» **RECORD EXTRACTS**:
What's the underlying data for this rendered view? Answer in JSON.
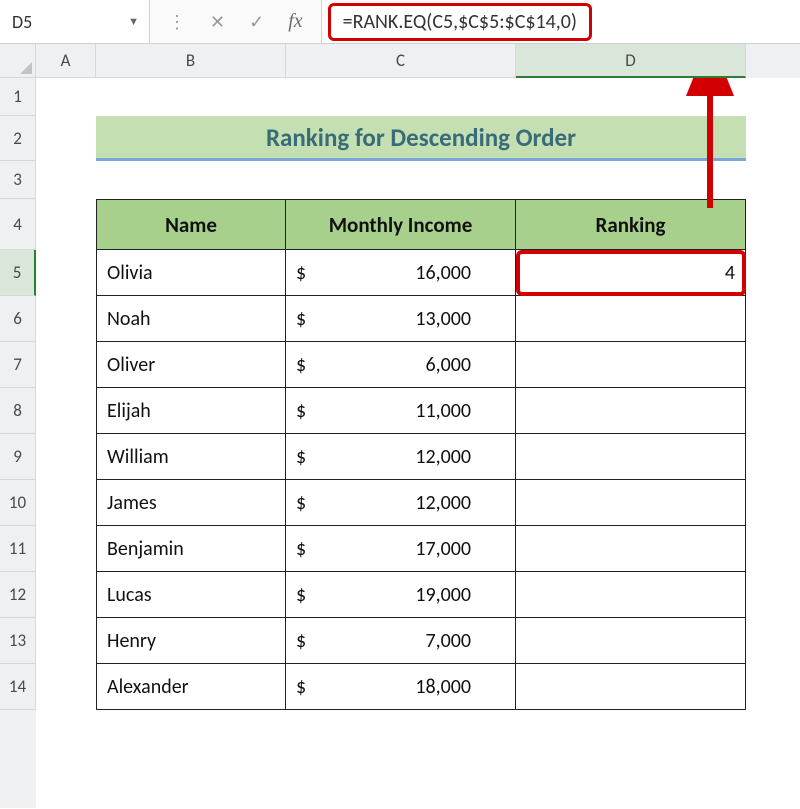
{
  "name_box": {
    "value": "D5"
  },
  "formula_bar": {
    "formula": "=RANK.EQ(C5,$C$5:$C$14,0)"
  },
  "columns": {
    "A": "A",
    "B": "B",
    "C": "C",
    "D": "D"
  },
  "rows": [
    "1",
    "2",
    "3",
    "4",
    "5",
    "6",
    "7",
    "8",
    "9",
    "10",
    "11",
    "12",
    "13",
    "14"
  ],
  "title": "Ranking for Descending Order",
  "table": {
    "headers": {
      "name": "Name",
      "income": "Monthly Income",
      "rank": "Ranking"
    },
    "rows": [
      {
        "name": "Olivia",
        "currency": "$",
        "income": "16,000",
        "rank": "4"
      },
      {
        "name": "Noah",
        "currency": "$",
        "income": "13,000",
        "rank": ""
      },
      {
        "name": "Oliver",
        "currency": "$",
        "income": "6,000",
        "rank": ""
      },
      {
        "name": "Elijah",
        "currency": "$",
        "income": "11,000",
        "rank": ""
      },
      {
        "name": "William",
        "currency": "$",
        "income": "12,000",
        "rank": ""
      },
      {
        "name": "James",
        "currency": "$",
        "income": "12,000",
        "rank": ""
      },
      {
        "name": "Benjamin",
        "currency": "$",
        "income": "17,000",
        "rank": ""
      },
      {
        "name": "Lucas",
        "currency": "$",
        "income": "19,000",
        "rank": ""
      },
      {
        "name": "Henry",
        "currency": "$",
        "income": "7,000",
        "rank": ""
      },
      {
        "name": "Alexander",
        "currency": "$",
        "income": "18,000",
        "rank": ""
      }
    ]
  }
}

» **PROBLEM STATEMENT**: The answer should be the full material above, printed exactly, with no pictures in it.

» **RESPONSE TO THIS EXERCISE**:
What's the underlying data for this rendered view? Answer in JSON.
{
  "name_box": {
    "value": "D5"
  },
  "formula_bar": {
    "formula": "=RANK.EQ(C5,$C$5:$C$14,0)"
  },
  "columns": {
    "A": "A",
    "B": "B",
    "C": "C",
    "D": "D"
  },
  "rows": [
    "1",
    "2",
    "3",
    "4",
    "5",
    "6",
    "7",
    "8",
    "9",
    "10",
    "11",
    "12",
    "13",
    "14"
  ],
  "title": "Ranking for Descending Order",
  "table": {
    "headers": {
      "name": "Name",
      "income": "Monthly Income",
      "rank": "Ranking"
    },
    "rows": [
      {
        "name": "Olivia",
        "currency": "$",
        "income": "16,000",
        "rank": "4"
      },
      {
        "name": "Noah",
        "currency": "$",
        "income": "13,000",
        "rank": ""
      },
      {
        "name": "Oliver",
        "currency": "$",
        "income": "6,000",
        "rank": ""
      },
      {
        "name": "Elijah",
        "currency": "$",
        "income": "11,000",
        "rank": ""
      },
      {
        "name": "William",
        "currency": "$",
        "income": "12,000",
        "rank": ""
      },
      {
        "name": "James",
        "currency": "$",
        "income": "12,000",
        "rank": ""
      },
      {
        "name": "Benjamin",
        "currency": "$",
        "income": "17,000",
        "rank": ""
      },
      {
        "name": "Lucas",
        "currency": "$",
        "income": "19,000",
        "rank": ""
      },
      {
        "name": "Henry",
        "currency": "$",
        "income": "7,000",
        "rank": ""
      },
      {
        "name": "Alexander",
        "currency": "$",
        "income": "18,000",
        "rank": ""
      }
    ]
  }
}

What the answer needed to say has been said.